TAP Into A Better Tasmania say Gunns Ltd’s recent announcement that pulp mill feedstock will now be sourced soley from plantations continues to ignore the community’s principal concern in relation to the proposed pulp mill: its Tamar Valley location.

“The fact Gunns now intend using only plantation timber doesn’t alter the fact the Tamar Valley is completely the wrong place to build their proposed pulp mill. The community has repeatedly said so for five years, and people won’t suddenly change their minds now,” said Anne Layton-Bennett, a spokesperson for TAP Into a Better Tasmania.

TAP say plantations themselves are not universally endorsed by the Tasmanian community. While controversial State Government approval enabled these monocultures to be established on prime agricultural land, plantations are now increasingly being criticised for the economic and social damage they cause to rural communities. As well as job losses, plantations are widely regarded as responsible for the degradation and destruction of water catchments due to an excessive need for irrigation, and pollution from the forest industry’s aggressive use of pesticides and aerial spraying.

“The health of both people and wildlife is already at constant, serious risk from the toxic chemicals used on plantations. Hazardous chlorate chemicals that would be used by the proposed pulp mill will further increase the threat to our health and wellbeing,” Ms Layton-Bennett said.

“Gunns will never receive the community’s support for its proposed mill while the company arrogantly continues to ignore people’s concerns about pulp mill effluent and emissions. Toxic effluent will poison the marine environment on a daily basis with its cancer-causing dioxins, and foul gas emissions will pollute the air we all breathe – as far away as 60kms from the pulp mill site,” she said.

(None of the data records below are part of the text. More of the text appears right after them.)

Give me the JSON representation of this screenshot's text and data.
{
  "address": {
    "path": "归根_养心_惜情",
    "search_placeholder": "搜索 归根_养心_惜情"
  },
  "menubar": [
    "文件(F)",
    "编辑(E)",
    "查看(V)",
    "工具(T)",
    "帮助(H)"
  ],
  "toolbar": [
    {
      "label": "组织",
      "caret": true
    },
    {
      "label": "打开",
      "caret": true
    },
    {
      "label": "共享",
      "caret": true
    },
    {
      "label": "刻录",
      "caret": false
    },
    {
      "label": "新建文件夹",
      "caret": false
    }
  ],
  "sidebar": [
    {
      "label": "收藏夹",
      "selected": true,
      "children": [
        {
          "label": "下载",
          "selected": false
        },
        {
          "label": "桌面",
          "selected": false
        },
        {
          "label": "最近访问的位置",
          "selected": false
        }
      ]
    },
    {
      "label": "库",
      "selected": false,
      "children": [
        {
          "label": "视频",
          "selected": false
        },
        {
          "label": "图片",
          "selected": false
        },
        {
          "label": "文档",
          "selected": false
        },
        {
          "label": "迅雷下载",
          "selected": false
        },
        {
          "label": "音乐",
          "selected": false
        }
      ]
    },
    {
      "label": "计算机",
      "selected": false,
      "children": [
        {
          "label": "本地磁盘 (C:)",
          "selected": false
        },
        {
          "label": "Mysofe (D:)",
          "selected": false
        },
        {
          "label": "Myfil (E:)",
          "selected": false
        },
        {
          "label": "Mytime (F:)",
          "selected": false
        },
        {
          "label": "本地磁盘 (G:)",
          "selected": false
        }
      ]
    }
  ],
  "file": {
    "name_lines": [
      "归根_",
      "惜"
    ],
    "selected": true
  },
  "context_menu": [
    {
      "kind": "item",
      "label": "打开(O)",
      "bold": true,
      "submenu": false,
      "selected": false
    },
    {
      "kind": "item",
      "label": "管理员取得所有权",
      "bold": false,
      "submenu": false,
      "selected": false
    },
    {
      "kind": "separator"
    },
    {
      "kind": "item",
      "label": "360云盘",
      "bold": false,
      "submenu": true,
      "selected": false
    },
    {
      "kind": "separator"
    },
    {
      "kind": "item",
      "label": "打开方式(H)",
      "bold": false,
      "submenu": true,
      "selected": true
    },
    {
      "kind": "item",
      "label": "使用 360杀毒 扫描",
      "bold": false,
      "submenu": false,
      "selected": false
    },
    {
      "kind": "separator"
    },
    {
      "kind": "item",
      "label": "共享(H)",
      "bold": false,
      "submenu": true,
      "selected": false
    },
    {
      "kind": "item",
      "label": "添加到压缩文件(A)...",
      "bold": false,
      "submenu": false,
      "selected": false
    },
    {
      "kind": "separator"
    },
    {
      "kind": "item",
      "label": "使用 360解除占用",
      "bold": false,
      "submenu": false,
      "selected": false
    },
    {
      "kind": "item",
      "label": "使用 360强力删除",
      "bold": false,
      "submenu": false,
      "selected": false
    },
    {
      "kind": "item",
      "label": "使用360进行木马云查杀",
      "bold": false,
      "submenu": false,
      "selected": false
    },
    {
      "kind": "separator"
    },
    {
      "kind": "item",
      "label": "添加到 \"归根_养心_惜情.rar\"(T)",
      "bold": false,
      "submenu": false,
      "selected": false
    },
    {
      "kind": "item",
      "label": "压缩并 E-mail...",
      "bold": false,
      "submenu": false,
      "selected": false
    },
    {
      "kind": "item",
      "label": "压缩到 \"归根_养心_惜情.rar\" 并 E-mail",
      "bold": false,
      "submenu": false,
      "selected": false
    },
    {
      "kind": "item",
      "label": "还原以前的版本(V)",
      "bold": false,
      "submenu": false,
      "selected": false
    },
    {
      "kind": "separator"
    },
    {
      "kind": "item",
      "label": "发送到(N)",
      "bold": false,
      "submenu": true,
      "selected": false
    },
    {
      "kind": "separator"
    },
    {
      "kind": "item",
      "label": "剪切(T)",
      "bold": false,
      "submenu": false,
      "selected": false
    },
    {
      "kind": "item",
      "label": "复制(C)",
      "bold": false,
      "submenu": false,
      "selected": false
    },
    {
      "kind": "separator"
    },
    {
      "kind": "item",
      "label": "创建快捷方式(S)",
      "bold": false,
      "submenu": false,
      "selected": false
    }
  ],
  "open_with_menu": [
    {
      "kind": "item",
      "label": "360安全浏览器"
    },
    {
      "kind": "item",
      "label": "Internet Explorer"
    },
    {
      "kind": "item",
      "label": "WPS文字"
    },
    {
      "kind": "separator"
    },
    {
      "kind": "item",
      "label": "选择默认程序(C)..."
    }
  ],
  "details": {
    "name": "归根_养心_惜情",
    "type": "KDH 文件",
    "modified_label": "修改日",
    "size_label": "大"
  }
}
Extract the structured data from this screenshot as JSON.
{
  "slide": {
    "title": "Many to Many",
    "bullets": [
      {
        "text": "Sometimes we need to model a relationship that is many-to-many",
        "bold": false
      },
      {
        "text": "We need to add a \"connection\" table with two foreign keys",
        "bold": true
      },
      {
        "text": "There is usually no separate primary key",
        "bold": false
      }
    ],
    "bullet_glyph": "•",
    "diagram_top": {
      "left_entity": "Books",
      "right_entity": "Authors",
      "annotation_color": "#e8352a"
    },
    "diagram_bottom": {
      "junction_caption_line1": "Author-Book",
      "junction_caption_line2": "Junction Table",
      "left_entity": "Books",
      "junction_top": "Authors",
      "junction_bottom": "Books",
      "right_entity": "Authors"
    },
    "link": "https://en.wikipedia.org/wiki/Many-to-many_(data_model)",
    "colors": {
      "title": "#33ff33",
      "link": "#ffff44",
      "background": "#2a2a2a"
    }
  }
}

“TAP does not believe a pulp mill will benefit the Tamar Valley economy in any way. Quite the reverse. It will inevitably have a detrimental effect on the region’s exceptional tourism attractions, as well as its internationally recognised reputation for fine wines and fine foods. This dirty, polluting mill will result in jobs and employment opportunities being lost, along with the region’s priceless clean, green reputation,” Ms Layton-Bennett concluded.
TAP Into A Better Tasmania